Before Half-Life, most first person shooters of the time were just run and gun and find the way out of the maze of the level. Half-Life threw that concept out and set a new level for future FPS's to meet.
Set in the Black Mesa underground research facility in the New Mexico desert the player takes the role of Dr. Gordon Freeman, a MIT graduate in theoretical physics, who is helping do research on teleportation but one experiment goes wrong and opens a portal to another planet whose inhabitants attack and try taking over the facility. All the while, Gordon Freeman’s goal is close the portal and escape alive.

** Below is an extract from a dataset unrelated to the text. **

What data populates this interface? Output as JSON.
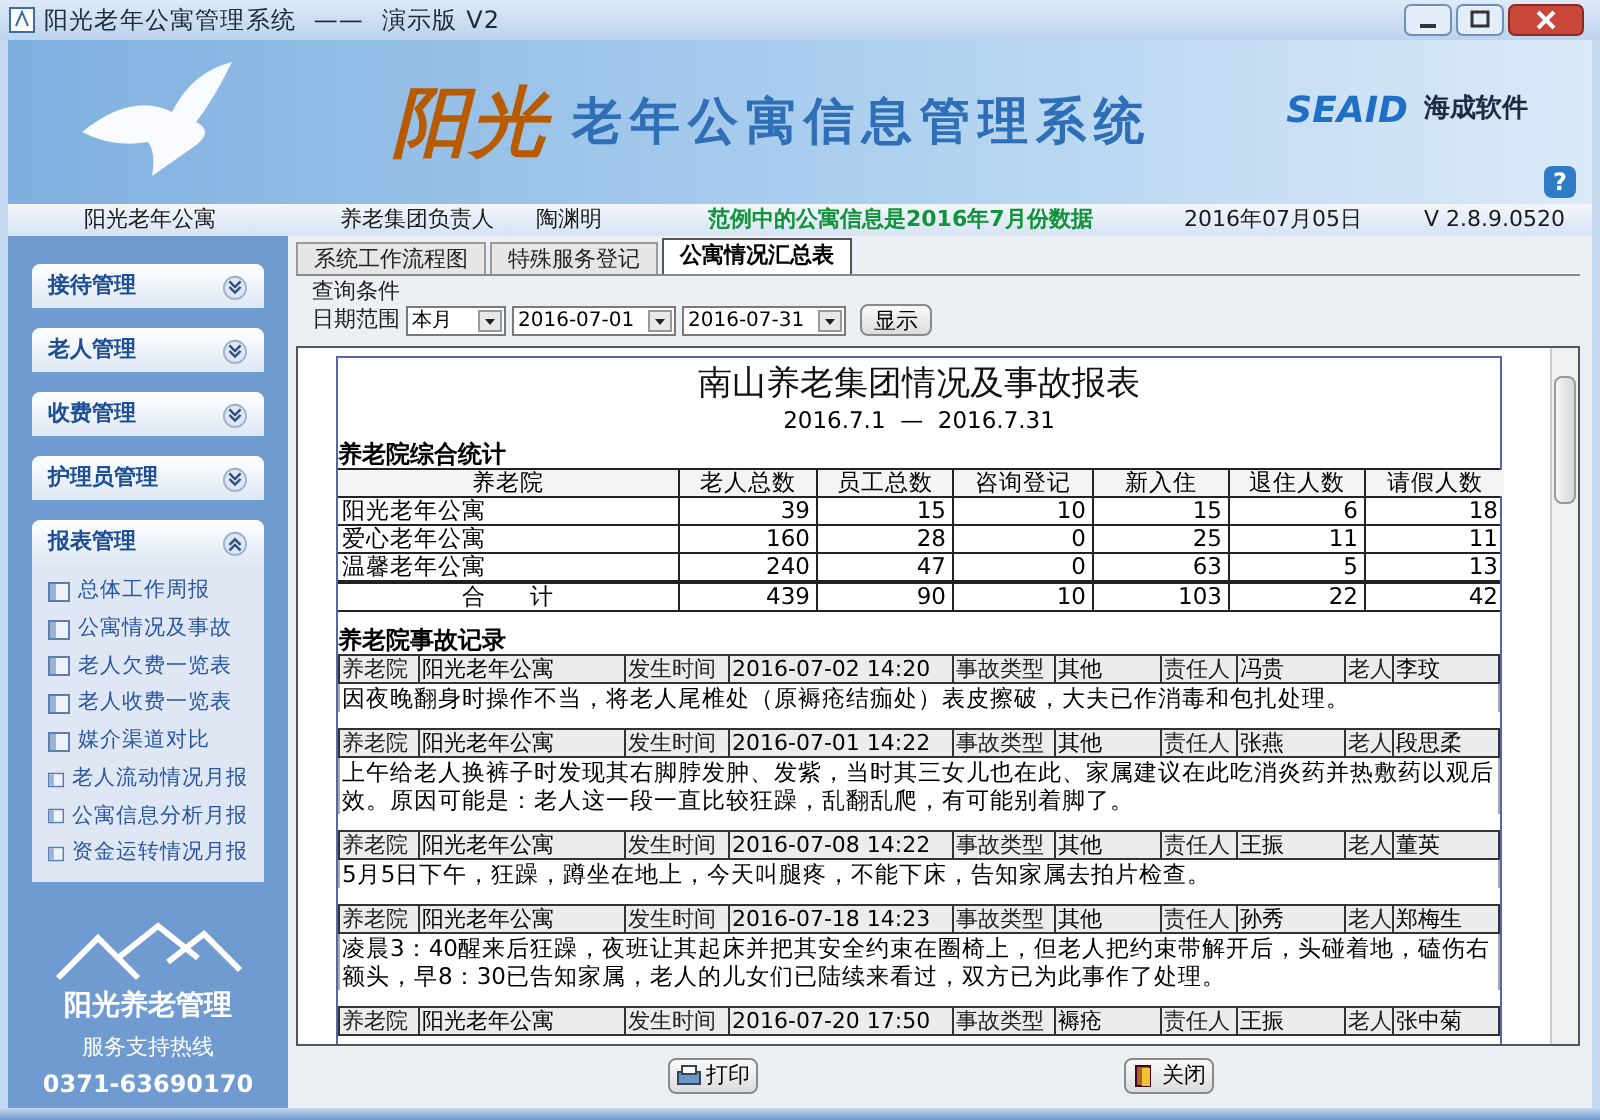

Gameplay is standard fair for a FPS, the player has weapons to shoot and gains a better arsenal as the game progresses. But what set Half-Life apart from all the other games of the time was that Half-Life integrated a thorough storyline that unfolded just as if the player was actually there.
The graphics look blocky by today's standards but was a graphical powerhouse back in 1998 with clear faces of the NPC’s and moving mouths during dialogue all in real time with the game’s engine.
Sound in the game is sparse to convey the idea that the player is stuck in a underground facility but some music is heard during boss or major actions scenes and are quite memorable because of the situations.
In the end Half-Life was a major release that no one saw coming and changed the way other FPS’s, and some other game genres, were made and told stories.